Well this time we have some discussion of the last OCA general meeting and more images and analysis for the Comet 46P/Wirtanen, but before that we should mention
the scheduled upcoming launch of a Delta IV Heavy from Vandenberg. The launch, after being scrubbed at least two times that frustrated this photographer, is now rescheduled for Tuesday, December 18, 2018 at 5:57 PM. For those living in OC, the compass reading to the launch site is right around 300 degrees azimuth. So get your cameras out and enjoy the predicted weather for clear viewing. If you want to experience the launch closer up you can check out our visit up there for a closer view of the SpaceX Falcon 9 launch as described in our October 8, 2018 blog post.
The OCA general meeting this month featured a presentation by Riccardo DeSalvo, CSULA. He discussed how the gravity waves were detected by the LIGO observations and some of the key findings just released last week. His enthusiasm for the subject, primarily that of an instrument maker, was evident and it was very worthwhile hearing about all the effort that goes into building the LIGO system so that the very minute effects of passing gravitational waves can be detected and isolated from other earth borne seismic disturbances which must be reduced by a factor of several billion times. Thanks for that great presentation, Riccardo!
While I was somewhat familiar with the instrument details, the one finding that I was intrigued by was the observation that of all observed mergers so far the masses of the binary black hole pairs all seemed to be about the same relative size. Of the ten mergers so far, when you look at each merger, the two black holes are roughly the same mass size. Mergers of a giant black hole with a tiny partner is just not observed. Why is this size pairing going on? There also appears to be a gap in the masses below about 8 solar mass size. Will the pairing data be found to be real and not just due to a limited sample size of mergers? What astrophysics associated with the formation of binary black holes could be causing this rough pairing in size? If Riccardo mentioned the answer, I missed it. We will have to look into this situation more in the future!
|Riccardo DeSalvo, CSULA, talks about gravity waves at OCA general meeting (Source: Palmia Observatory)|
Ok, time for more updates on Comet 46P. While we waited for the clear skies to take another look at the comet, we received an email from Gravity Guy, Ken, who passed on a video from his friend Joe, who took some images of the comet as seen from Mexico.
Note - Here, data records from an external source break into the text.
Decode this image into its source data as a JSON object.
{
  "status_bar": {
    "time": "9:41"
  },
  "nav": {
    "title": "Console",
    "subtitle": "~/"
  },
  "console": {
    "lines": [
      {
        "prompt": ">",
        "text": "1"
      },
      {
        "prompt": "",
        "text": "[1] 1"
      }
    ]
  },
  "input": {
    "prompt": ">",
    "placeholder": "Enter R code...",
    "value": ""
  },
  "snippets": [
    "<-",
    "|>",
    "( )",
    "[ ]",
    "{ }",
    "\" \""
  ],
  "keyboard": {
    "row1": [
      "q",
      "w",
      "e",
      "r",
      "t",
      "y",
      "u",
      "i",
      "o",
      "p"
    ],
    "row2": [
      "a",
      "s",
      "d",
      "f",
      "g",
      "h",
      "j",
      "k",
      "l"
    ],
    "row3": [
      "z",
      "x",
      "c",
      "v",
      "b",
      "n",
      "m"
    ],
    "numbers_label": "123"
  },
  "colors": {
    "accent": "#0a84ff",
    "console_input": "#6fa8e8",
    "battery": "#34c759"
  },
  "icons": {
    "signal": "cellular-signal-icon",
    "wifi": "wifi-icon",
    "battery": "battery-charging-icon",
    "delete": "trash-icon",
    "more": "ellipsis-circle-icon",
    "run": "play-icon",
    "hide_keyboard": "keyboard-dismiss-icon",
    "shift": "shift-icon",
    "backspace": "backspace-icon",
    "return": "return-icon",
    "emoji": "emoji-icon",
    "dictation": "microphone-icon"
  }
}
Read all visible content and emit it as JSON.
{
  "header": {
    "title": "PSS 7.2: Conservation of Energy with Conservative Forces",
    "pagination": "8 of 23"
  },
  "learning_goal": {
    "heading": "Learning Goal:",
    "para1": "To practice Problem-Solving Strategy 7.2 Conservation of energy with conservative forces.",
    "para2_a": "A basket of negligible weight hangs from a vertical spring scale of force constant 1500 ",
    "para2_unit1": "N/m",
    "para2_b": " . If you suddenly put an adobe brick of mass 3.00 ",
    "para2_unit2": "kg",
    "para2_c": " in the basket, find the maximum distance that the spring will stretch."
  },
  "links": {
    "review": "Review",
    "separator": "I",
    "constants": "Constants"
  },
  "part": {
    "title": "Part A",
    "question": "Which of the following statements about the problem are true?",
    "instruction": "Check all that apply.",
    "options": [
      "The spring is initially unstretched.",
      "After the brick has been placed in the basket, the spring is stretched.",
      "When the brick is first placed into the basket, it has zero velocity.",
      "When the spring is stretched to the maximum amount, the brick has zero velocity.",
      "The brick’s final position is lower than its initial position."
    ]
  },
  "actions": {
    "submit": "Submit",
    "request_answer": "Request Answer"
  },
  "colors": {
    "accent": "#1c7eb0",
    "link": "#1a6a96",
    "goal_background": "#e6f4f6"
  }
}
Wow, this is a pretty clear image, with dark skies, taken on December 11. That is a beautiful blue/green color. Thanks for that Joe (and Ken)!
|Comet 46P/Wirtanen as seen from a location in Mexico (Source: Joe McMenamin)|
So, when the skies cleared up on Saturday night, it was time to try to get the comet again, especially now just before it is predicted to reach maximum visibility. The 120 second exposed image below was taken in bright city lights. Again, I just star hoped from Aldebaran, which I could naked eye see, to 46P, which was 10 degrees higher in elevation and about 1 degree right in azimuth. The image is full scale, 2.8 x 4.2 degrees, as stored in the camera frame. Photoshop was used to stretch the image to achieve the best contrast, but unfortunately the color detail was lost in this process. I'm not proficient enough with Photoshop to maintain the original color while at the same time enhancing the contrast above the polluted sky floor.
|Comet 46P/Wirtanen, 300mm DSLR, 120 second exposure, stretched in Photoshop (Source: Palmia Observatory)|
Let's look at this reddened image a bit more though and make estimates of the size of the comet in the image and also how well the little DSLR Sky Tracker managed to keep pace with the Earth's rotation. The apparent size of the comet is estimated to be about 33 pixels in the horizonal direction and 23 pixels in the vertical direction. Then for the 300mm lens and DSLR sensor size and pixel resolution the angular size can be estimated. The vertical dimension, in this instance is less affected by the tracking misalignment and 23 pixels corresponds to just a bit over an angular diameter of 1 arc minute. By way of comparison, many globular clusters, such as M3, have apparent sizes of 18 arc minutes in diameter.
With the camera pointed towards the sky position of the comet, the Earth's rotation rate shows up as 9 degrees/hour in the vertical direction and 12 degrees/hour in the horizonal direction. The vector sum of these two motions is 15 degrees/hour, which agrees with the Earth's rotation rate. The star tracking is about 17 pixels in length, which corresponds to about 0.8 arc minutes.So, the tracking is very good in that there is hardly any effect in the vertical direction and all of the star tracking is in the horizonal direction. So it seems that even in the horizontal direction, the tracking error is just 0.8 * 30 = 24 arc minutes per hour. Not too bad for just lining up the tripod to point north just by eyeball!
Finally, the stretched image was converted to black and white, just to see if any more detail, maybe a hint of a comet tail, for example, would show up, but not much is there. I didn't attempt to do any comet visual magnitude estimates other than to note that many of the background stars, while not being definitely identified in the image, were in the 9-13 magnitude range. So, that is about it for this comet imaging session. How did everyone else's observing session go? Anyway, for now, let's hope for clear skies for the upcoming Delta IV rocket launch!